From the entries below, gather every line containing the string "content".

App and web page records.
((

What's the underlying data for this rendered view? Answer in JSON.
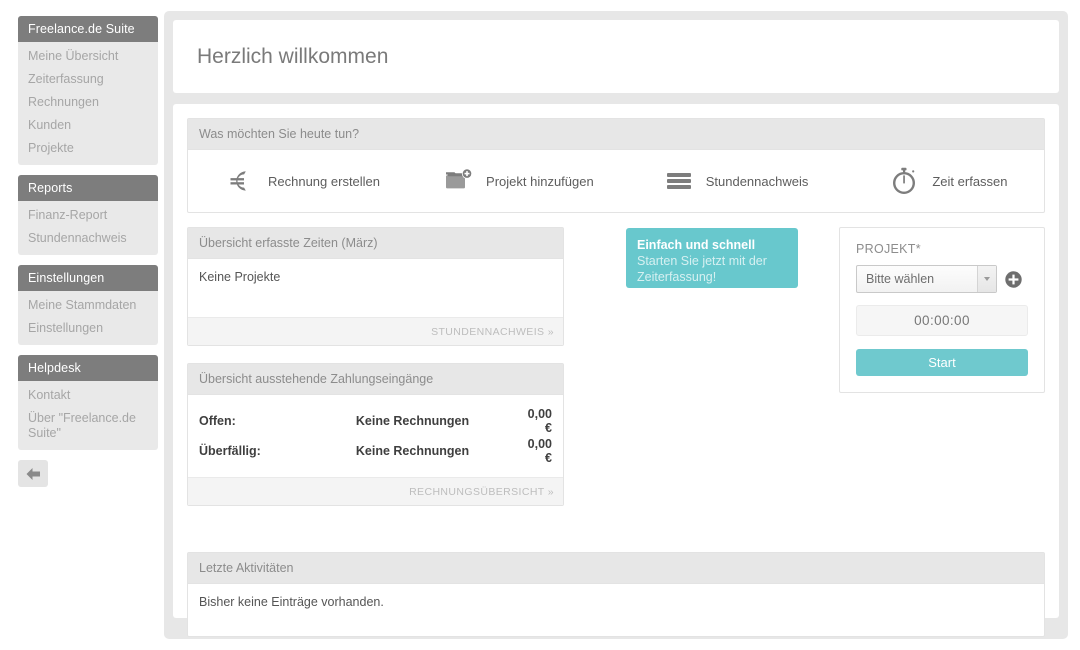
{
  "sidebar": {
    "groups": [
      {
        "title": "Freelance.de Suite",
        "items": [
          {
            "label": "Meine Übersicht"
          },
          {
            "label": "Zeiterfassung"
          },
          {
            "label": "Rechnungen"
          },
          {
            "label": "Kunden"
          },
          {
            "label": "Projekte"
          }
        ]
      },
      {
        "title": "Reports",
        "items": [
          {
            "label": "Finanz-Report"
          },
          {
            "label": "Stundennachweis"
          }
        ]
      },
      {
        "title": "Einstellungen",
        "items": [
          {
            "label": "Meine Stammdaten"
          },
          {
            "label": "Einstellungen"
          }
        ]
      },
      {
        "title": "Helpdesk",
        "items": [
          {
            "label": "Kontakt"
          },
          {
            "label": "Über \"Freelance.de Suite\""
          }
        ]
      }
    ],
    "collapse_icon": "arrow-left-icon"
  },
  "welcome": {
    "title": "Herzlich willkommen"
  },
  "actions": {
    "heading": "Was möchten Sie heute tun?",
    "items": [
      {
        "label": "Rechnung erstellen",
        "icon": "euro-icon"
      },
      {
        "label": "Projekt hinzufügen",
        "icon": "folder-plus-icon"
      },
      {
        "label": "Stundennachweis",
        "icon": "list-lines-icon"
      },
      {
        "label": "Zeit erfassen",
        "icon": "stopwatch-icon"
      }
    ]
  },
  "times_panel": {
    "heading": "Übersicht erfasste Zeiten (März)",
    "empty_text": "Keine Projekte",
    "footer_link": "STUNDENNACHWEIS »"
  },
  "payments_panel": {
    "heading": "Übersicht ausstehende Zahlungseingänge",
    "rows": [
      {
        "label": "Offen:",
        "status": "Keine Rechnungen",
        "amount": "0,00 €"
      },
      {
        "label": "Überfällig:",
        "status": "Keine Rechnungen",
        "amount": "0,00 €"
      }
    ],
    "footer_link": "RECHNUNGSÜBERSICHT »"
  },
  "promo": {
    "title": "Einfach und schnell",
    "text": "Starten Sie jetzt mit der Zeiterfassung!",
    "color": "#68c8cd"
  },
  "timer": {
    "field_label": "PROJEKT*",
    "select_value": "Bitte wählen",
    "select_options": [
      "Bitte wählen"
    ],
    "add_icon": "plus-circle-icon",
    "clock": "00:00:00",
    "start_label": "Start",
    "accent_color": "#6fc9ce"
  },
  "activities_panel": {
    "heading": "Letzte Aktivitäten",
    "empty_text": "Bisher keine Einträge vorhanden."
  }
}
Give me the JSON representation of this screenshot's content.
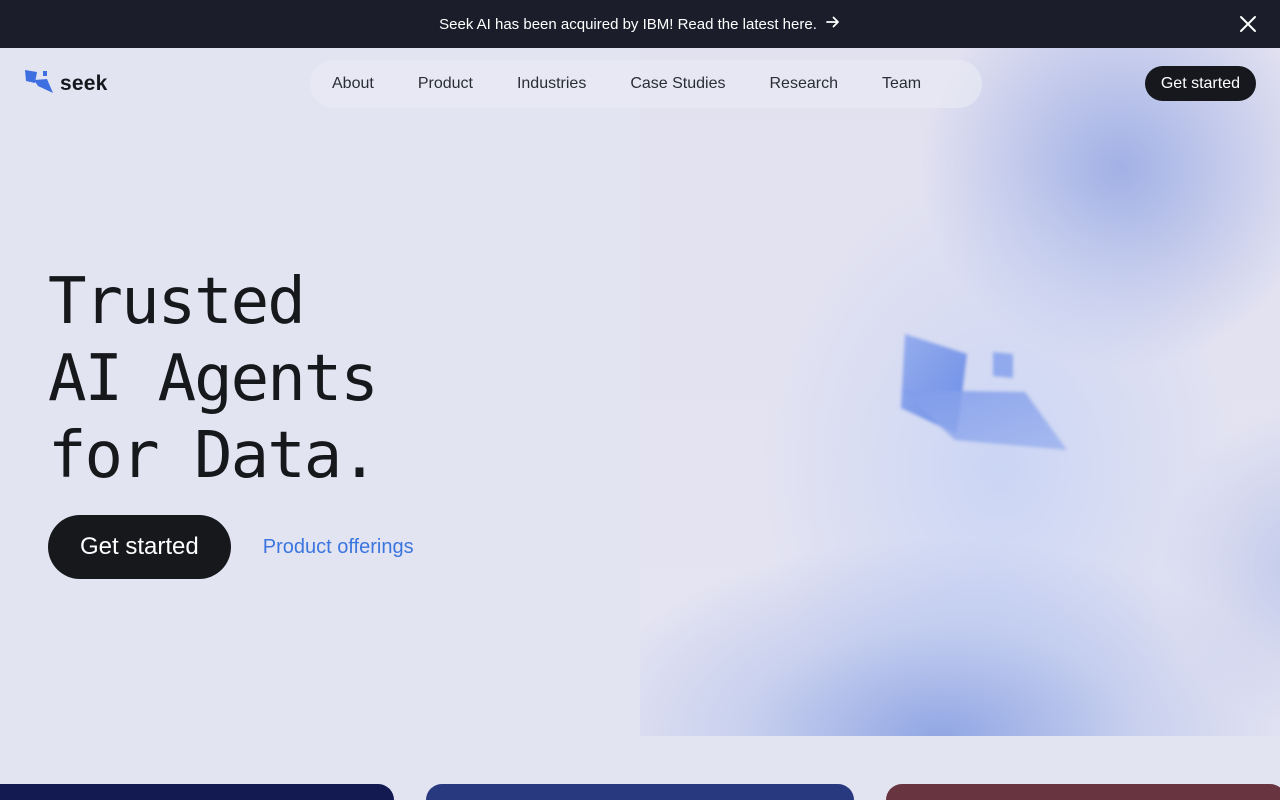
{
  "announcement": {
    "text": "Seek AI has been acquired by IBM! Read the latest here.",
    "arrow_icon": "arrow-right-icon",
    "close_icon": "close-icon"
  },
  "header": {
    "logo_text": "seek",
    "nav": [
      {
        "label": "About"
      },
      {
        "label": "Product"
      },
      {
        "label": "Industries"
      },
      {
        "label": "Case Studies"
      },
      {
        "label": "Research"
      },
      {
        "label": "Team"
      }
    ],
    "cta_label": "Get started"
  },
  "hero": {
    "title_lines": [
      "Trusted",
      "AI Agents",
      "for Data."
    ],
    "primary_cta": "Get started",
    "secondary_link": "Product offerings"
  },
  "colors": {
    "announcement_bg": "#1b1d2a",
    "page_bg": "#e3e4f2",
    "brand_blue": "#3b76e0",
    "dark_button": "#16181d",
    "card_navy": "#131a52",
    "card_blue": "#283980",
    "card_maroon": "#673440"
  }
}
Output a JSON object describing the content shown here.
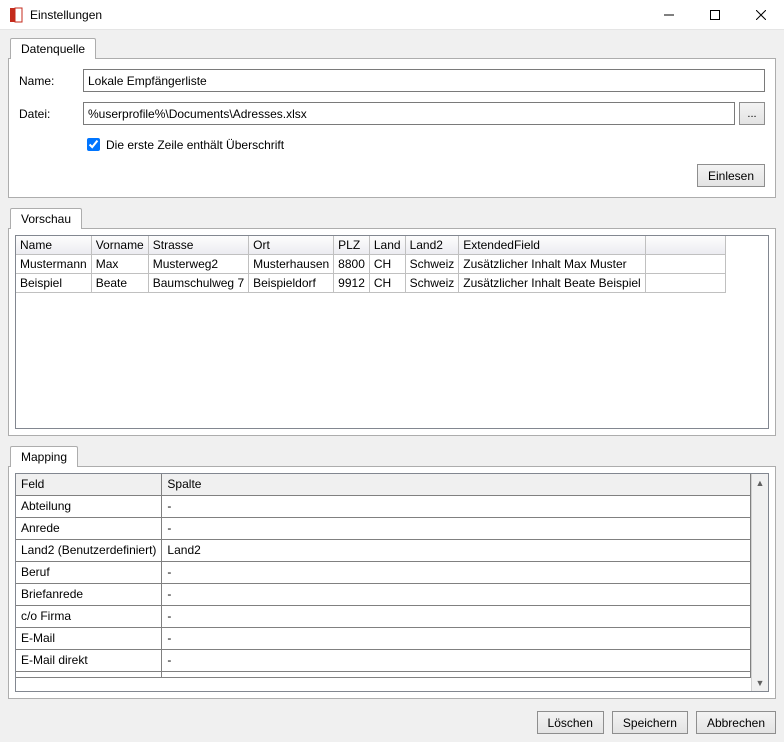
{
  "window": {
    "title": "Einstellungen"
  },
  "tabs": {
    "datenquelle": "Datenquelle",
    "vorschau": "Vorschau",
    "mapping": "Mapping"
  },
  "datenquelle": {
    "name_label": "Name:",
    "name_value": "Lokale Empfängerliste",
    "datei_label": "Datei:",
    "datei_value": "%userprofile%\\Documents\\Adresses.xlsx",
    "browse_label": "...",
    "first_row_header_label": "Die erste Zeile enthält Überschrift",
    "first_row_header_checked": true,
    "einlesen_label": "Einlesen"
  },
  "preview": {
    "columns": [
      "Name",
      "Vorname",
      "Strasse",
      "Ort",
      "PLZ",
      "Land",
      "Land2",
      "ExtendedField"
    ],
    "rows": [
      [
        "Mustermann",
        "Max",
        "Musterweg2",
        "Musterhausen",
        "8800",
        "CH",
        "Schweiz",
        "Zusätzlicher Inhalt Max Muster"
      ],
      [
        "Beispiel",
        "Beate",
        "Baumschulweg 7",
        "Beispieldorf",
        "9912",
        "CH",
        "Schweiz",
        "Zusätzlicher Inhalt Beate Beispiel"
      ]
    ]
  },
  "mapping": {
    "columns": [
      "Feld",
      "Spalte"
    ],
    "rows": [
      [
        "Abteilung",
        "-"
      ],
      [
        "Anrede",
        "-"
      ],
      [
        "Land2 (Benutzerdefiniert)",
        "Land2"
      ],
      [
        "Beruf",
        "-"
      ],
      [
        "Briefanrede",
        "-"
      ],
      [
        "c/o Firma",
        "-"
      ],
      [
        "E-Mail",
        "-"
      ],
      [
        "E-Mail direkt",
        "-"
      ]
    ]
  },
  "footer": {
    "loeschen": "Löschen",
    "speichern": "Speichern",
    "abbrechen": "Abbrechen"
  }
}
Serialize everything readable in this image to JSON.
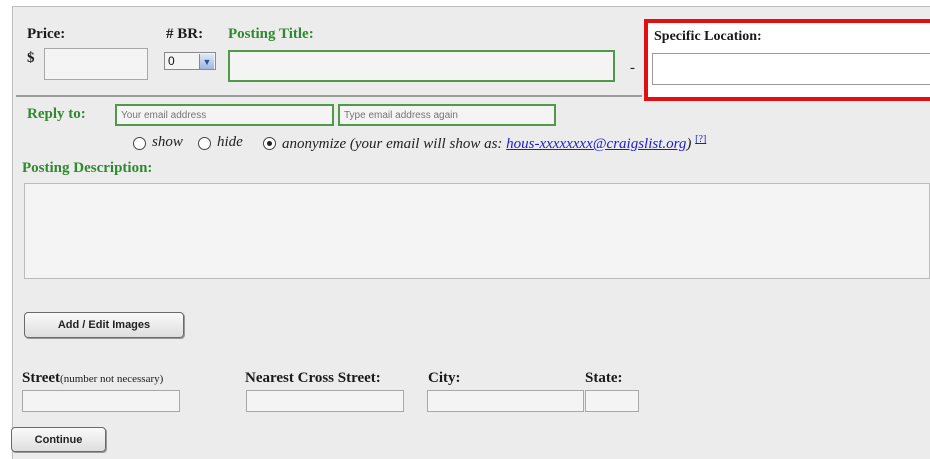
{
  "form": {
    "price_label": "Price:",
    "currency": "$",
    "br_label": "# BR:",
    "br_value": "0",
    "posting_title_label": "Posting Title:",
    "title_dash": "-",
    "specific_location_label": "Specific Location:",
    "reply_to_label": "Reply to:",
    "email_placeholder": "Your email address",
    "email_confirm_placeholder": "Type email address again",
    "privacy_options": [
      "show",
      "hide",
      "anonymize"
    ],
    "privacy_selected": "anonymize",
    "anonymize_note_prefix": "(your email will show as:",
    "anonymize_email": "hous-xxxxxxxx@craigslist.org",
    "anonymize_note_suffix": ")",
    "help_link": "[?]",
    "description_label": "Posting Description:",
    "add_images_button": "Add / Edit Images",
    "street_label": "Street",
    "street_note": "(number not necessary)",
    "cross_street_label": "Nearest Cross Street:",
    "city_label": "City:",
    "state_label": "State:",
    "continue_button": "Continue"
  },
  "colors": {
    "label_green": "#2f8a2f",
    "highlight_red": "#e01010",
    "panel_bg": "#ececec",
    "link_blue": "#1a1adb"
  }
}
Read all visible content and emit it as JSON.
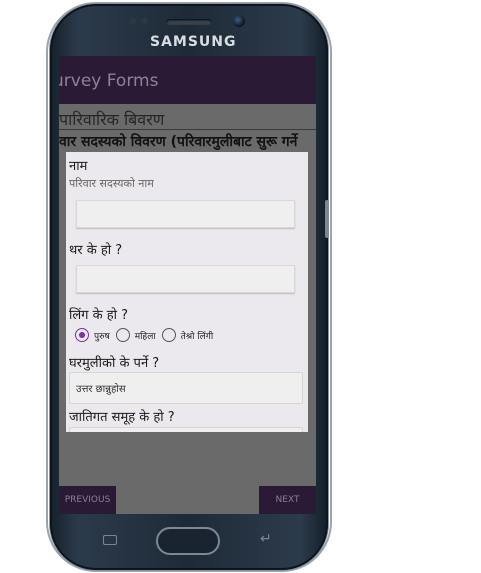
{
  "device": {
    "brand": "SAMSUNG"
  },
  "app": {
    "title": "urvey Forms",
    "background_heading": "पारिवारिक बिवरण",
    "background_subtitle": "वार सदस्यको विवरण (परिवारमुलीबाट सुरू गर्ने"
  },
  "dialog": {
    "name_label": "नाम",
    "name_hint": "परिवार सदस्यको नाम",
    "name_value": "",
    "surname_label": "थर के हो ?",
    "surname_value": "",
    "gender_label": "लिंग के हो ?",
    "gender_options": [
      "पुरुष",
      "महिला",
      "तेश्रो लिंगी"
    ],
    "gender_selected": "पुरुष",
    "relation_label": "घरमुलीको के पर्ने ?",
    "relation_value": "उत्तर छान्नुहोस",
    "caste_label": "जातिगत समूह के हो ?"
  },
  "navigation": {
    "previous_label": "PREVIOUS",
    "next_label": "NEXT"
  },
  "colors": {
    "appbar": "#2a1a35",
    "accent": "#7b2fa8",
    "dialog_bg": "#ece9ee"
  }
}
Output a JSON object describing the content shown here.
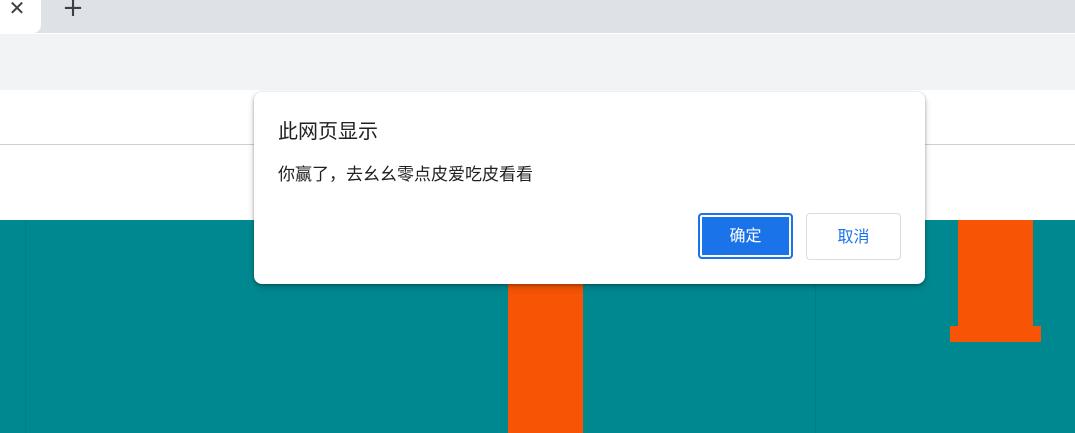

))

RESPONSE AREA.
Give me the JSON representation of this screenshot's content.
Output a JSON object describing the content shown here.
Read all visible content and emit it as JSON.
Output a JSON object describing the content shown here.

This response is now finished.